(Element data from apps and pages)
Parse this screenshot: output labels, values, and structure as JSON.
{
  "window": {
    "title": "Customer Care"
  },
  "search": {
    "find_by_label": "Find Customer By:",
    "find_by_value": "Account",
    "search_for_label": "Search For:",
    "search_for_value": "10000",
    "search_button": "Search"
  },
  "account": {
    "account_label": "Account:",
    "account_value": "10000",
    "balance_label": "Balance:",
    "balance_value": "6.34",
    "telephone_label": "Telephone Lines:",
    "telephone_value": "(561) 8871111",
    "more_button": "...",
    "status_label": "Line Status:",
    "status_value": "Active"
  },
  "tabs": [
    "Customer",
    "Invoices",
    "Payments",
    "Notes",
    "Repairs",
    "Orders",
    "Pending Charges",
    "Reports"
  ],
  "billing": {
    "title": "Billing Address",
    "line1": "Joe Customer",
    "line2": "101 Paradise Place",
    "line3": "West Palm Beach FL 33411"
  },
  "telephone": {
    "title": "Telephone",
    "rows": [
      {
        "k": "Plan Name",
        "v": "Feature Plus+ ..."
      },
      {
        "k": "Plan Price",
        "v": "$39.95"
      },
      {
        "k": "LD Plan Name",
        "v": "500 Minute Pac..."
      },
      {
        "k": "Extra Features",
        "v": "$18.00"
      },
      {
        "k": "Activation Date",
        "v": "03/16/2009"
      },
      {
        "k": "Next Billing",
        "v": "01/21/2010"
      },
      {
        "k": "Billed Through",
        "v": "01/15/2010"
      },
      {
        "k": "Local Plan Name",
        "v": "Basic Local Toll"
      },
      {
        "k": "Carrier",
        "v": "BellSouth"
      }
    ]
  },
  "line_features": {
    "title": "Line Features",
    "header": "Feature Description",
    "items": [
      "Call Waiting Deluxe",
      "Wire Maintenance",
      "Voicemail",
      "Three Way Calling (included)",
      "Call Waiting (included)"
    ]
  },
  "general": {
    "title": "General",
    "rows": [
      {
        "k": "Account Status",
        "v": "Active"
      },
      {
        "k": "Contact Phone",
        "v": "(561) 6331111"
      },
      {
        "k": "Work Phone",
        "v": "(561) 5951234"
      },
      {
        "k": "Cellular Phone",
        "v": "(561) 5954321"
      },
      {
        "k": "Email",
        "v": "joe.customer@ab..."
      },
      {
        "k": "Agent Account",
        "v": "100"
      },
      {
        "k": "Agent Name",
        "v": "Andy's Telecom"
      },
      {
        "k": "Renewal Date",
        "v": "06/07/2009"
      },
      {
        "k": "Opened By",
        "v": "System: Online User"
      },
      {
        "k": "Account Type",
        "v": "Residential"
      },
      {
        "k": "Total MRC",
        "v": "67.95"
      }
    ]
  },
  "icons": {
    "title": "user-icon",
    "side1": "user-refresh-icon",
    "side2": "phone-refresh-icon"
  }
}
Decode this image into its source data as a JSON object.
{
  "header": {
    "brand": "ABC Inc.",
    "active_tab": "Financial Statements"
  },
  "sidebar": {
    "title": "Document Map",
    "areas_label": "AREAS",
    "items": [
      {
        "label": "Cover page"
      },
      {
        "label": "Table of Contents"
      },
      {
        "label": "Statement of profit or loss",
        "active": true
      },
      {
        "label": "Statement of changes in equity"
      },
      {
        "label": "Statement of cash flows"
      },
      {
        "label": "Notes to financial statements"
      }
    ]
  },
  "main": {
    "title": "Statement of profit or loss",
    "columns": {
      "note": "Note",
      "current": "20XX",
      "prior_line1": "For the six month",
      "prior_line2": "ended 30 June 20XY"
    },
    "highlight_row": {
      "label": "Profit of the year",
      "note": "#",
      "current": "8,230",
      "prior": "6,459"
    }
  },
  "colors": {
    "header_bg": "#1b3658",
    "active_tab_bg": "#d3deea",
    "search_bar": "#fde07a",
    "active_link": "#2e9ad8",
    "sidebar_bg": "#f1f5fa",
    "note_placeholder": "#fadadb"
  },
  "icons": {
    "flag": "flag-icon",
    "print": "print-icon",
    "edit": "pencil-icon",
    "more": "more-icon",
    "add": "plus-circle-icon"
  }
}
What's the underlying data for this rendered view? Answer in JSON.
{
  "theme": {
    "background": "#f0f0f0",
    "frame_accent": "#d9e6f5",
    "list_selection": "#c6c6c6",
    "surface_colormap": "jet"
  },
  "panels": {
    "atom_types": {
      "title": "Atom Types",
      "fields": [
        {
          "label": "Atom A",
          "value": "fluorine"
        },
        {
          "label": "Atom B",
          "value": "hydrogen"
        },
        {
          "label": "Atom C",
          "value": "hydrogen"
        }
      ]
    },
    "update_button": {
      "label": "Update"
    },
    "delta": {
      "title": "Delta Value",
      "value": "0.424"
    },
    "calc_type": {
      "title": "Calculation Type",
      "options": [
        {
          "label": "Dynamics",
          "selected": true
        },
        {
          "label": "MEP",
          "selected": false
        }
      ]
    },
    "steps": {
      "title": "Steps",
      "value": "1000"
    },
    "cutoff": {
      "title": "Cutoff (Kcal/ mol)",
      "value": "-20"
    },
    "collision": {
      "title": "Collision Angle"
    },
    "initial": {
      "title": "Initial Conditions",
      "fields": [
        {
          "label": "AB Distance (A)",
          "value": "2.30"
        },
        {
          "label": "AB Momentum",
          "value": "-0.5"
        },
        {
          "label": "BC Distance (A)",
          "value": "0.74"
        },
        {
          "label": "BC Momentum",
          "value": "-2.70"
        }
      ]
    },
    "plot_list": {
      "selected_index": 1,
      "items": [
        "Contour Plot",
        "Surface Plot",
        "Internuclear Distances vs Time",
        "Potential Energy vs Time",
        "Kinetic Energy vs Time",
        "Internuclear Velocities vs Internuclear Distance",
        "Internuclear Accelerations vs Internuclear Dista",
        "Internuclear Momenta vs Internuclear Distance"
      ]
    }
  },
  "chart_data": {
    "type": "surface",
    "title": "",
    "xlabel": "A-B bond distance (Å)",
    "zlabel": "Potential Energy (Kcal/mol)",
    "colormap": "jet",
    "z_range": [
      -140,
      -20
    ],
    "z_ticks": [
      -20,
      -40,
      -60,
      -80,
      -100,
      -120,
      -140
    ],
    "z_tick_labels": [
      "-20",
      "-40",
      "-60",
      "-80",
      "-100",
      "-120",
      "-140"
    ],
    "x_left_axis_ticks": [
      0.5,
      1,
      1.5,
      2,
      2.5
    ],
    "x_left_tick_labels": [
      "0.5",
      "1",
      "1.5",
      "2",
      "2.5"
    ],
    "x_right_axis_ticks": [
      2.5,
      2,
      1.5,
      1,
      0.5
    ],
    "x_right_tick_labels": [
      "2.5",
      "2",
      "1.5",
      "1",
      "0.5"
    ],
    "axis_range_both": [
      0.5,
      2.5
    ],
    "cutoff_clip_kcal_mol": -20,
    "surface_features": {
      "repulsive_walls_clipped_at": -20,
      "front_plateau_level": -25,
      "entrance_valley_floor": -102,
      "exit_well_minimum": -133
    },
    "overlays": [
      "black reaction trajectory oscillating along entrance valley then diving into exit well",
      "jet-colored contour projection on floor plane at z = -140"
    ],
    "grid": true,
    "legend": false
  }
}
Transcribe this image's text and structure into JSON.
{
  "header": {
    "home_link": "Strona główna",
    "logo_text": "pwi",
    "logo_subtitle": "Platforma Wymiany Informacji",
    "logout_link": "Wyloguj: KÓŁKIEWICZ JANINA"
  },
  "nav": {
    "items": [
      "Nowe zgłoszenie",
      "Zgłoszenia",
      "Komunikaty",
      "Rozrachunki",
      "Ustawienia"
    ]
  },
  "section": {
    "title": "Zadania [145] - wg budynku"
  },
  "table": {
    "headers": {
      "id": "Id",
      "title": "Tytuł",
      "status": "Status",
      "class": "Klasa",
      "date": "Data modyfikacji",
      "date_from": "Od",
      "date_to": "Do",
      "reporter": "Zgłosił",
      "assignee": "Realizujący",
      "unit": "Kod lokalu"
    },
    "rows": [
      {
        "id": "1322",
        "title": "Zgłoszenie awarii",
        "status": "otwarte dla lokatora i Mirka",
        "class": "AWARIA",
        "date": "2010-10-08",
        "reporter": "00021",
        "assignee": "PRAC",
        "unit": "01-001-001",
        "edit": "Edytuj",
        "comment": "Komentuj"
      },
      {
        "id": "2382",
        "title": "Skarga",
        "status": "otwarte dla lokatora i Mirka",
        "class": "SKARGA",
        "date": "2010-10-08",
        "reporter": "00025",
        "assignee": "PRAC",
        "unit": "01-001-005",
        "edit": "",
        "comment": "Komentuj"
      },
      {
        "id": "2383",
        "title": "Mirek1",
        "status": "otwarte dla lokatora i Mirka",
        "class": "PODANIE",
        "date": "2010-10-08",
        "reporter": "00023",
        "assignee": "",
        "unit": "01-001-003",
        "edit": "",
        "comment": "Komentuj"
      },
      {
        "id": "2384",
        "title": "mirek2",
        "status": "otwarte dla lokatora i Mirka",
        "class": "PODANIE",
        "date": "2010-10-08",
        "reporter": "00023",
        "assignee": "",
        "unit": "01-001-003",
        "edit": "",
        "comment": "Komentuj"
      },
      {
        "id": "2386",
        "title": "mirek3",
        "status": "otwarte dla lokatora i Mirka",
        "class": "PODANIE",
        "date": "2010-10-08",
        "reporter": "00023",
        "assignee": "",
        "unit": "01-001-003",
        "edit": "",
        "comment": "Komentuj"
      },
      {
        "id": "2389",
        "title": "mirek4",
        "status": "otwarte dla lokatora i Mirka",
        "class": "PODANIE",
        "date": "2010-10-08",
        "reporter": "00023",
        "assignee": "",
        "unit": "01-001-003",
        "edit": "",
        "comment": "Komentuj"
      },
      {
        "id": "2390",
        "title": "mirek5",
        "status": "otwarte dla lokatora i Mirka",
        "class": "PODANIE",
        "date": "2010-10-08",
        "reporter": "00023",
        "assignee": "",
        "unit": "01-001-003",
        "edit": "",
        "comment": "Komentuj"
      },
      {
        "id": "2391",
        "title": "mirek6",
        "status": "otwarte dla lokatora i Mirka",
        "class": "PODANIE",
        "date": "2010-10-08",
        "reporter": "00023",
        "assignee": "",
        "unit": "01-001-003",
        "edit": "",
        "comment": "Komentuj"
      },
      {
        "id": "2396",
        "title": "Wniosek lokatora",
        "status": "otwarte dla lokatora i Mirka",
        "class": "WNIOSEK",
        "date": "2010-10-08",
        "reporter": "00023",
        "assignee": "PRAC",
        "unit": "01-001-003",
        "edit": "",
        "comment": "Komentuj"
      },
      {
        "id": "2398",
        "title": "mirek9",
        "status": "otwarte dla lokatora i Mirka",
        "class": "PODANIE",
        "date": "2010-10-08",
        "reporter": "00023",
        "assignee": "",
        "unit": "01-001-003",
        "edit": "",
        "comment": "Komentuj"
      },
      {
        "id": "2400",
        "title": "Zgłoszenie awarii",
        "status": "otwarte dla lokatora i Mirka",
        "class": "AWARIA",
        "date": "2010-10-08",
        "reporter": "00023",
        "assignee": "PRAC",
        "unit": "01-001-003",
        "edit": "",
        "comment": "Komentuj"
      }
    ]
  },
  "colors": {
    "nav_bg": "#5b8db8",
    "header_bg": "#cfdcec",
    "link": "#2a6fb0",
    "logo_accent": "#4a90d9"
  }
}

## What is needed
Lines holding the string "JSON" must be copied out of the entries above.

## Final answer
Parse this screenshot: output labels, values, and structure as JSON.
Decode this image into its source data as a JSON object.
What's the underlying data for this rendered view? Answer in JSON.
Transcribe this image's text and structure into JSON.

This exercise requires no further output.